My husband passed away 2 years ago, of a sudden heart at.tack he never had heart trouble. he was diagnosed with parkinsons in 2003,It was told to us that he had an early stage and it would take time to progress, years perhaps 20. Well, that was not the case. he took at the beginning very low does of sinimet with an agonist. Befor you knew it the symptoms got worse. time between doses became closer. the agogonist caused a compulsive gambling habit. it was not noted at the time that this was a problem with this..later in 2006 it was labeled. He worked. he was a educated, wonderful loving husband, father of 4 top in his field. Parkinsons was a disease that was stripping him simpletasks. he was a proud man, extremly overshadowed by this disease. reading Life in a Balance describes what he went through..I bought this book for him, and the he died. I read it after amonth since his passing. Boy, did this describe what he was going through. he often said , if this is now, I don't want to live to see the future progression. He didn't. Even his Dr. was suprised. he just saw his neurologist 1 month before. What a shock for us all. I anticipated a future as a care taker. he a proud , handsom 6;1 hunk of a man couldn't. I will be ever so sorrowful for the rest of my life for the loss of him.. Our children wish for 1 more minute with this amazing man. Yes, the difficulty caused with the medication that caused his gambling and the debt left behind is an important part of our life. But, the man he was and basicallystill was tried to be apologise for the 2 mistakes he said he made in his life, 1 basicallyGETTING PARKINSINS and TAKING MERIPEX which caused his compulsive problem .Did he die from a true heart attack or did Parkinsons cause the heart attack, Or did he just give up??????????????????????

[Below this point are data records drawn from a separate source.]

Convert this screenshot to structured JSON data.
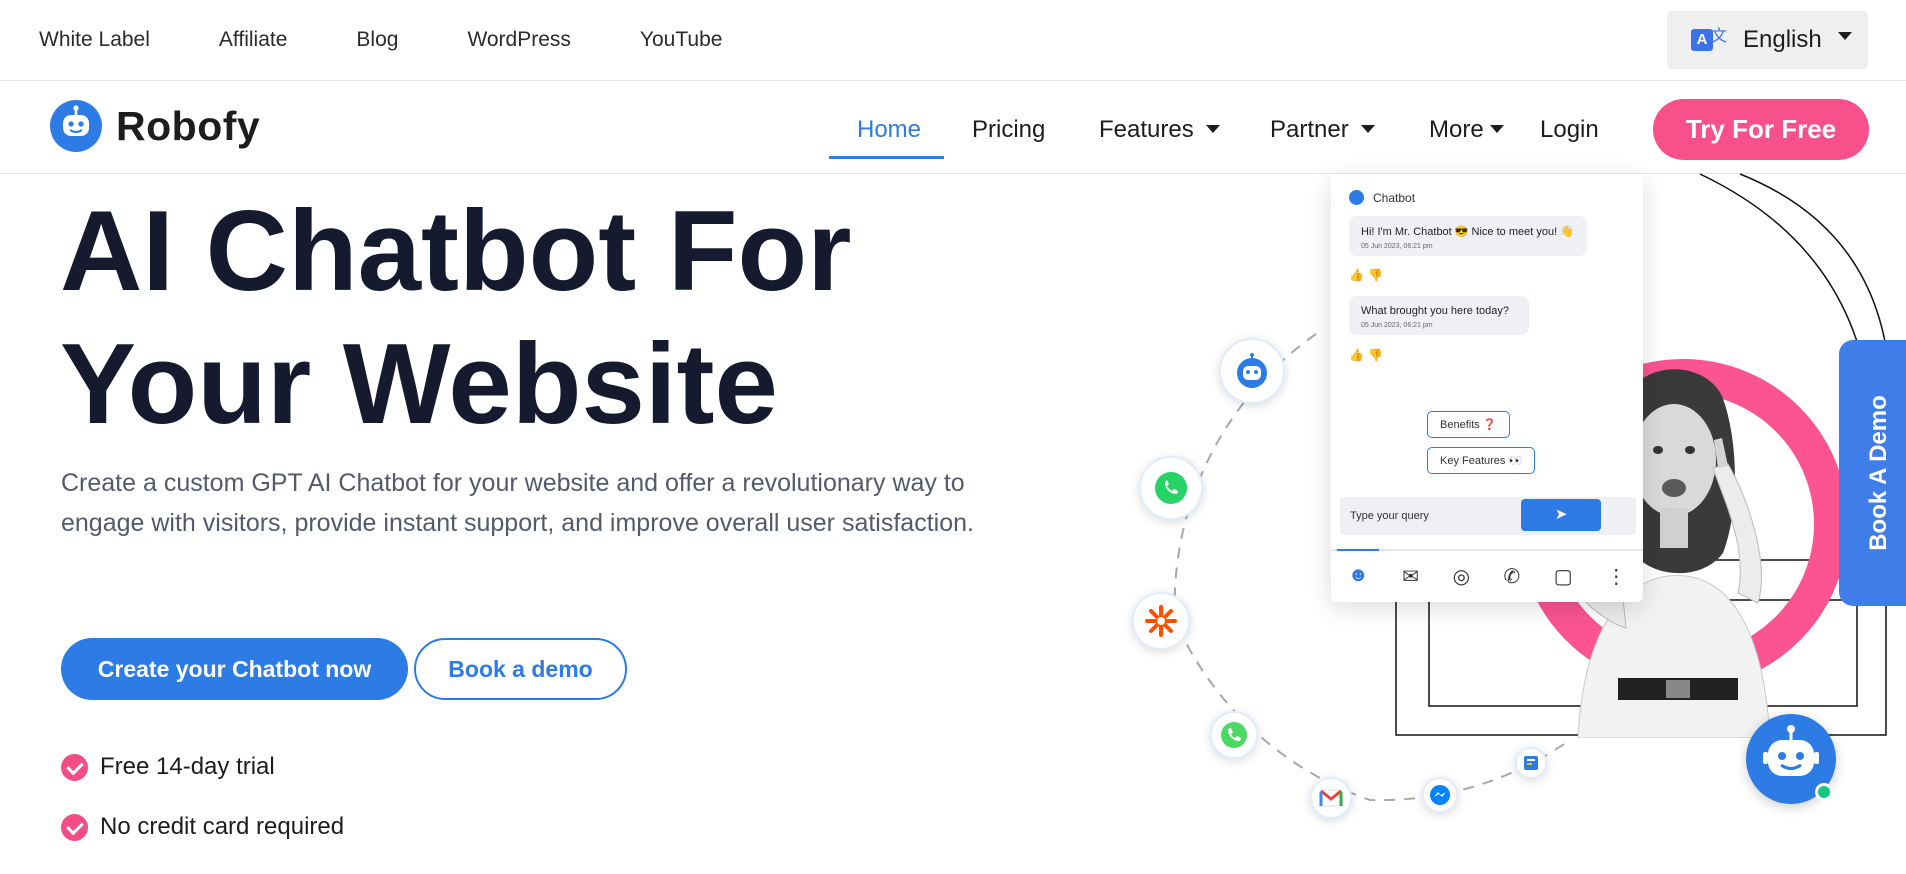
{
  "top_links": [
    "White Label",
    "Affiliate",
    "Blog",
    "WordPress",
    "YouTube"
  ],
  "language": {
    "label": "English"
  },
  "brand": {
    "name": "Robofy"
  },
  "nav": {
    "home": "Home",
    "pricing": "Pricing",
    "features": "Features",
    "partner": "Partner",
    "more": "More",
    "login": "Login",
    "cta": "Try For Free"
  },
  "hero": {
    "title_line1": "AI Chatbot For",
    "title_line2": "Your Website",
    "description": "Create a custom GPT AI Chatbot for your website and offer a revolutionary way to engage with visitors, provide instant support, and improve overall user satisfaction.",
    "primary_button": "Create your Chatbot now",
    "secondary_button": "Book a demo",
    "features": [
      "Free 14-day trial",
      "No credit card required"
    ]
  },
  "chat_preview": {
    "header": "Chatbot",
    "messages": [
      {
        "text": "Hi! I'm Mr. Chatbot 😎 Nice to meet you! 👋",
        "time": "05 Jun 2023, 06:21 pm"
      },
      {
        "text": "What brought you here today?",
        "time": "05 Jun 2023, 06:21 pm"
      }
    ],
    "chips": [
      "Benefits ❓",
      "Key Features 👀"
    ],
    "input_placeholder": "Type your query"
  },
  "side_tab": "Book A Demo",
  "icons": {
    "orbit": [
      "robot-icon",
      "whatsapp-icon",
      "zapier-icon",
      "phone-icon",
      "gmail-icon",
      "messenger-icon",
      "form-icon"
    ],
    "accent": "#2d7be5",
    "brand_pink": "#f7508b"
  }
}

As a Parkinson's patient myself, I appreciate the detail included in this article. To have a physician articulate so well with the average patient and be so "honest" in his experiences.......well, you just don't find that very often. "Thank You from the bottom of my heart." Never stop being the "superb" physician that you are!